> **Exercise**
The answer must consist of each line below that contains the word "建议尺寸", copied in full.

> **Material to process**
┄┄┄┄┄┄┄┄┄┄┄┄┄┄┄┄┄┄┄┄
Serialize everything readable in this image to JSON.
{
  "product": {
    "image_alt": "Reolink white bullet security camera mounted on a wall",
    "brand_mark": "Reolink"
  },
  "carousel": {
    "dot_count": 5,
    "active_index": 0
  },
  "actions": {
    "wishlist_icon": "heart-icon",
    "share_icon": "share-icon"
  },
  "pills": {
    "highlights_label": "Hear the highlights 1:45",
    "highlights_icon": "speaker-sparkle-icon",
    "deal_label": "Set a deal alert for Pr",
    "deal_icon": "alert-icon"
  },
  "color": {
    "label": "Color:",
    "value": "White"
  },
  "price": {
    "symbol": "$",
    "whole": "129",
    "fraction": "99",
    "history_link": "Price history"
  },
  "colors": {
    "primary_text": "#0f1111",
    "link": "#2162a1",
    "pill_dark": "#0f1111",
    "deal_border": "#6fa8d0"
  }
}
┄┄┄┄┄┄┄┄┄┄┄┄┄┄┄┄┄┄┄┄
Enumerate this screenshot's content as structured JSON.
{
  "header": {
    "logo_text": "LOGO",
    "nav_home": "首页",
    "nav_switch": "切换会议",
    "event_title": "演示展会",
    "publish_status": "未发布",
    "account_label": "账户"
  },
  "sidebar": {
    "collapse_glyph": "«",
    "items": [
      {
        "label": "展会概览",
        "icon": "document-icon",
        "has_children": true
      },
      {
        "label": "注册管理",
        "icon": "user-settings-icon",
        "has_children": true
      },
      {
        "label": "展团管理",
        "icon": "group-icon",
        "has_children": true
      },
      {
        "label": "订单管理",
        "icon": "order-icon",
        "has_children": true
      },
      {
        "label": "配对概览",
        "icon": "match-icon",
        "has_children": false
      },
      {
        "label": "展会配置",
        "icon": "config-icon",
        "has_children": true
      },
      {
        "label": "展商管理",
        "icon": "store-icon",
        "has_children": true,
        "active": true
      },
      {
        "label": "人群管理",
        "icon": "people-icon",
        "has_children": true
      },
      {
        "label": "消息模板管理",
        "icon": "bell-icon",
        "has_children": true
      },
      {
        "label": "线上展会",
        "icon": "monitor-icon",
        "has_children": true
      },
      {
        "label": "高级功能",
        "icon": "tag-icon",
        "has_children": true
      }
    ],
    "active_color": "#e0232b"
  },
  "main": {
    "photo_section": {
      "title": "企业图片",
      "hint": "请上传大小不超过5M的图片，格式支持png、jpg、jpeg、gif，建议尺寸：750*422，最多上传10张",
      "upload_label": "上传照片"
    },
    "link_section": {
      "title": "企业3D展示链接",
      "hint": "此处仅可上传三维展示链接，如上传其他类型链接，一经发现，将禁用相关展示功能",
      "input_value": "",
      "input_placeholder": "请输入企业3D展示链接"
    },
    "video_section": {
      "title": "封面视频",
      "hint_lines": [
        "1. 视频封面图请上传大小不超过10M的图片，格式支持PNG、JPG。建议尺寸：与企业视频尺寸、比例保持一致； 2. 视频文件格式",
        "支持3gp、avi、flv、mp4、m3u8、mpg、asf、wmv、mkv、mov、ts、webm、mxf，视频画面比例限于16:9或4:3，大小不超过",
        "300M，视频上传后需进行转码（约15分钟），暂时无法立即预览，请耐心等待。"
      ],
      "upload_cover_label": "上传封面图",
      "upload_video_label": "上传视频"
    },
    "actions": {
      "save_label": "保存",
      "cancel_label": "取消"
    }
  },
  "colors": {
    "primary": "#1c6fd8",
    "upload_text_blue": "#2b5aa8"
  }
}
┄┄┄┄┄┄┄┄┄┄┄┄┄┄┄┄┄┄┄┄
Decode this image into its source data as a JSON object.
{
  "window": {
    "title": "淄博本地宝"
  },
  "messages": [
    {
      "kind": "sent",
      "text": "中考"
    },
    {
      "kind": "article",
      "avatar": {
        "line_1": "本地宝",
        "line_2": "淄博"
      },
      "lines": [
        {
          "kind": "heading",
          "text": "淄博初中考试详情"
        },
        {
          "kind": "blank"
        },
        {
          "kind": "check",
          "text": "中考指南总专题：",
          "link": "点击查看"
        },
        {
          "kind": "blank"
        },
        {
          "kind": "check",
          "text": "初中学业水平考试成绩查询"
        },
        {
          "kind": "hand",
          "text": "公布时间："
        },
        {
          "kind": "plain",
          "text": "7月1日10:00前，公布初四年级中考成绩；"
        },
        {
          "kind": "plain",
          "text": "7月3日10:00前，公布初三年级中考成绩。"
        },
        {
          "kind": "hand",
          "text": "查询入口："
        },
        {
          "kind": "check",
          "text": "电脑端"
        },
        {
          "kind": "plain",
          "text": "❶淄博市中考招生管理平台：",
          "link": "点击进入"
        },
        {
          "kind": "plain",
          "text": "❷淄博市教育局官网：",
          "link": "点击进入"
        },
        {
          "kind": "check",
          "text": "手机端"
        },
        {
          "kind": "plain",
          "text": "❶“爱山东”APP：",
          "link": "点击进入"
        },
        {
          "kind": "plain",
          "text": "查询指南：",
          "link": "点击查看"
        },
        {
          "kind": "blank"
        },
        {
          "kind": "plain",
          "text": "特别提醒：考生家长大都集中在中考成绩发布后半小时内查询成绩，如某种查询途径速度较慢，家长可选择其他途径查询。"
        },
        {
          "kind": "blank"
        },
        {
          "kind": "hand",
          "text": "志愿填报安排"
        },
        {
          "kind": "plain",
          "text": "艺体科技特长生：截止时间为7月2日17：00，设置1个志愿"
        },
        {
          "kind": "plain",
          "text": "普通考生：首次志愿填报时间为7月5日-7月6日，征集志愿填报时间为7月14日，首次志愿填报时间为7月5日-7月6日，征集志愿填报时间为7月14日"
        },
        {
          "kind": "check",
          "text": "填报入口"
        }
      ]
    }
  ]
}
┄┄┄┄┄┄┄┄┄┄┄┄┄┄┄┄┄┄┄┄
> **Written solution**
      "hint": "请上传大小不超过5M的图片，格式支持png、jpg、jpeg、gif，建议尺寸：750*422，最多上传10张",
        "1. 视频封面图请上传大小不超过10M的图片，格式支持PNG、JPG。建议尺寸：与企业视频尺寸、比例保持一致； 2. 视频文件格式",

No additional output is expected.